__Component data from apps and pages__:
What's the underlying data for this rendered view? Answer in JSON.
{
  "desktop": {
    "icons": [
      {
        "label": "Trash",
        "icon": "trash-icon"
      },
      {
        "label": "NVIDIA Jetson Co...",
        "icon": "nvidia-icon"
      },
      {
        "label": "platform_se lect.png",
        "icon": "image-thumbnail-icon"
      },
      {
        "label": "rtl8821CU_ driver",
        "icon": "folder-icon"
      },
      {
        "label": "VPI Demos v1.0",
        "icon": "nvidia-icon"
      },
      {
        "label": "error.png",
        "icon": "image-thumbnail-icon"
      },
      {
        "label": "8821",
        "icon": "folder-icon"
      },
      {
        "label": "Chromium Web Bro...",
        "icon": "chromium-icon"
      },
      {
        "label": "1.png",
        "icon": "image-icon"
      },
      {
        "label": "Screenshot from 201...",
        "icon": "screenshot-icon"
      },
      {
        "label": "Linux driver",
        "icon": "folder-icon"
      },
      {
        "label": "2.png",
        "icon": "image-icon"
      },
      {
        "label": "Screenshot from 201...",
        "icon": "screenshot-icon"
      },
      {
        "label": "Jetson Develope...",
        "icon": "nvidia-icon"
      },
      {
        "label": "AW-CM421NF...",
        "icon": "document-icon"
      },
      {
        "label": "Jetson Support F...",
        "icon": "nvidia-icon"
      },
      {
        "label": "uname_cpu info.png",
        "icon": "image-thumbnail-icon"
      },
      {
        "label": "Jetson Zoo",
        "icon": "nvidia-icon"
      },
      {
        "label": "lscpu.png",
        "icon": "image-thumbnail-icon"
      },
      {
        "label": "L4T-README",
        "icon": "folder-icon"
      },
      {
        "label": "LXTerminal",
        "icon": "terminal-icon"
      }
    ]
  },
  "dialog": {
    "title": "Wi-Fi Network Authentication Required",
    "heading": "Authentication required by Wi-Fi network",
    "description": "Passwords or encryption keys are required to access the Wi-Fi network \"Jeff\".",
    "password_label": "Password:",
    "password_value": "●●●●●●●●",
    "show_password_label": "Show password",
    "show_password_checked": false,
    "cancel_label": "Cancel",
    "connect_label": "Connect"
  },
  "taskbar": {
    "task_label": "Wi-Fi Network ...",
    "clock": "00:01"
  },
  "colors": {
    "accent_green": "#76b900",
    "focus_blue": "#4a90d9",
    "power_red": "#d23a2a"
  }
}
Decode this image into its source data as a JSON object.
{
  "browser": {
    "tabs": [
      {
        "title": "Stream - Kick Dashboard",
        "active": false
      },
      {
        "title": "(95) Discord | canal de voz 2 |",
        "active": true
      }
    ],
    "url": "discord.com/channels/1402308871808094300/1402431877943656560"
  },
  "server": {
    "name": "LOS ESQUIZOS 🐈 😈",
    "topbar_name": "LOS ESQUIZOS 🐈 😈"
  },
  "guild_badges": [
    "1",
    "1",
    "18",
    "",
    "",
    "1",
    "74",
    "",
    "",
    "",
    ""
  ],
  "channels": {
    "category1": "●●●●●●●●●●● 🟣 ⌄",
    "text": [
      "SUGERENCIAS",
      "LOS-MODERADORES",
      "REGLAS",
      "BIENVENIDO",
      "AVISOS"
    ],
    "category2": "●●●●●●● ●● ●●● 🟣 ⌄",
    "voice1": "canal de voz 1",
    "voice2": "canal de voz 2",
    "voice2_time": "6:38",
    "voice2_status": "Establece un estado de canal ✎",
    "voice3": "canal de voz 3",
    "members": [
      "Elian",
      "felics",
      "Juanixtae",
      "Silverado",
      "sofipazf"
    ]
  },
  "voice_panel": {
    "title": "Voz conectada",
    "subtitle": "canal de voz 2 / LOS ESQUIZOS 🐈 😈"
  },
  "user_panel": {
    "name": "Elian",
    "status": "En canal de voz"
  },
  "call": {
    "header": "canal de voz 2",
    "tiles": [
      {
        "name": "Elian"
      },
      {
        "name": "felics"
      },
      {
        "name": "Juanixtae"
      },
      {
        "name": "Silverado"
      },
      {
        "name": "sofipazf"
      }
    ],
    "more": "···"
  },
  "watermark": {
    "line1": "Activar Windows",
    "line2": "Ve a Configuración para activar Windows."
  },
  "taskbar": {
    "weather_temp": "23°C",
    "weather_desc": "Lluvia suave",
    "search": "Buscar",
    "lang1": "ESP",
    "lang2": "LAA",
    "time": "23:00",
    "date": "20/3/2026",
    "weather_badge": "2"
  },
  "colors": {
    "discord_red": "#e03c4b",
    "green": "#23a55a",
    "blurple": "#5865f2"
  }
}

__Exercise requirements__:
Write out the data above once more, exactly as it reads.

__Solution__:
What's the underlying data for this rendered view? Answer in JSON.
{
  "desktop": {
    "icons": [
      {
        "label": "Trash",
        "icon": "trash-icon"
      },
      {
        "label": "NVIDIA Jetson Co...",
        "icon": "nvidia-icon"
      },
      {
        "label": "platform_se lect.png",
        "icon": "image-thumbnail-icon"
      },
      {
        "label": "rtl8821CU_ driver",
        "icon": "folder-icon"
      },
      {
        "label": "VPI Demos v1.0",
        "icon": "nvidia-icon"
      },
      {
        "label": "error.png",
        "icon": "image-thumbnail-icon"
      },
      {
        "label": "8821",
        "icon": "folder-icon"
      },
      {
        "label": "Chromium Web Bro...",
        "icon": "chromium-icon"
      },
      {
        "label": "1.png",
        "icon": "image-icon"
      },
      {
        "label": "Screenshot from 201...",
        "icon": "screenshot-icon"
      },
      {
        "label": "Linux driver",
        "icon": "folder-icon"
      },
      {
        "label": "2.png",
        "icon": "image-icon"
      },
      {
        "label": "Screenshot from 201...",
        "icon": "screenshot-icon"
      },
      {
        "label": "Jetson Develope...",
        "icon": "nvidia-icon"
      },
      {
        "label": "AW-CM421NF...",
        "icon": "document-icon"
      },
      {
        "label": "Jetson Support F...",
        "icon": "nvidia-icon"
      },
      {
        "label": "uname_cpu info.png",
        "icon": "image-thumbnail-icon"
      },
      {
        "label": "Jetson Zoo",
        "icon": "nvidia-icon"
      },
      {
        "label": "lscpu.png",
        "icon": "image-thumbnail-icon"
      },
      {
        "label": "L4T-README",
        "icon": "folder-icon"
      },
      {
        "label": "LXTerminal",
        "icon": "terminal-icon"
      }
    ]
  },
  "dialog": {
    "title": "Wi-Fi Network Authentication Required",
    "heading": "Authentication required by Wi-Fi network",
    "description": "Passwords or encryption keys are required to access the Wi-Fi network \"Jeff\".",
    "password_label": "Password:",
    "password_value": "●●●●●●●●",
    "show_password_label": "Show password",
    "show_password_checked": false,
    "cancel_label": "Cancel",
    "connect_label": "Connect"
  },
  "taskbar": {
    "task_label": "Wi-Fi Network ...",
    "clock": "00:01"
  },
  "colors": {
    "accent_green": "#76b900",
    "focus_blue": "#4a90d9",
    "power_red": "#d23a2a"
  }
}
Decode this image into its source data as a JSON object.
{
  "browser": {
    "tabs": [
      {
        "title": "Stream - Kick Dashboard",
        "active": false
      },
      {
        "title": "(95) Discord | canal de voz 2 |",
        "active": true
      }
    ],
    "url": "discord.com/channels/1402308871808094300/1402431877943656560"
  },
  "server": {
    "name": "LOS ESQUIZOS 🐈 😈",
    "topbar_name": "LOS ESQUIZOS 🐈 😈"
  },
  "guild_badges": [
    "1",
    "1",
    "18",
    "",
    "",
    "1",
    "74",
    "",
    "",
    "",
    ""
  ],
  "channels": {
    "category1": "●●●●●●●●●●● 🟣 ⌄",
    "text": [
      "SUGERENCIAS",
      "LOS-MODERADORES",
      "REGLAS",
      "BIENVENIDO",
      "AVISOS"
    ],
    "category2": "●●●●●●● ●● ●●● 🟣 ⌄",
    "voice1": "canal de voz 1",
    "voice2": "canal de voz 2",
    "voice2_time": "6:38",
    "voice2_status": "Establece un estado de canal ✎",
    "voice3": "canal de voz 3",
    "members": [
      "Elian",
      "felics",
      "Juanixtae",
      "Silverado",
      "sofipazf"
    ]
  },
  "voice_panel": {
    "title": "Voz conectada",
    "subtitle": "canal de voz 2 / LOS ESQUIZOS 🐈 😈"
  },
  "user_panel": {
    "name": "Elian",
    "status": "En canal de voz"
  },
  "call": {
    "header": "canal de voz 2",
    "tiles": [
      {
        "name": "Elian"
      },
      {
        "name": "felics"
      },
      {
        "name": "Juanixtae"
      },
      {
        "name": "Silverado"
      },
      {
        "name": "sofipazf"
      }
    ],
    "more": "···"
  },
  "watermark": {
    "line1": "Activar Windows",
    "line2": "Ve a Configuración para activar Windows."
  },
  "taskbar": {
    "weather_temp": "23°C",
    "weather_desc": "Lluvia suave",
    "search": "Buscar",
    "lang1": "ESP",
    "lang2": "LAA",
    "time": "23:00",
    "date": "20/3/2026",
    "weather_badge": "2"
  },
  "colors": {
    "discord_red": "#e03c4b",
    "green": "#23a55a",
    "blurple": "#5865f2"
  }
}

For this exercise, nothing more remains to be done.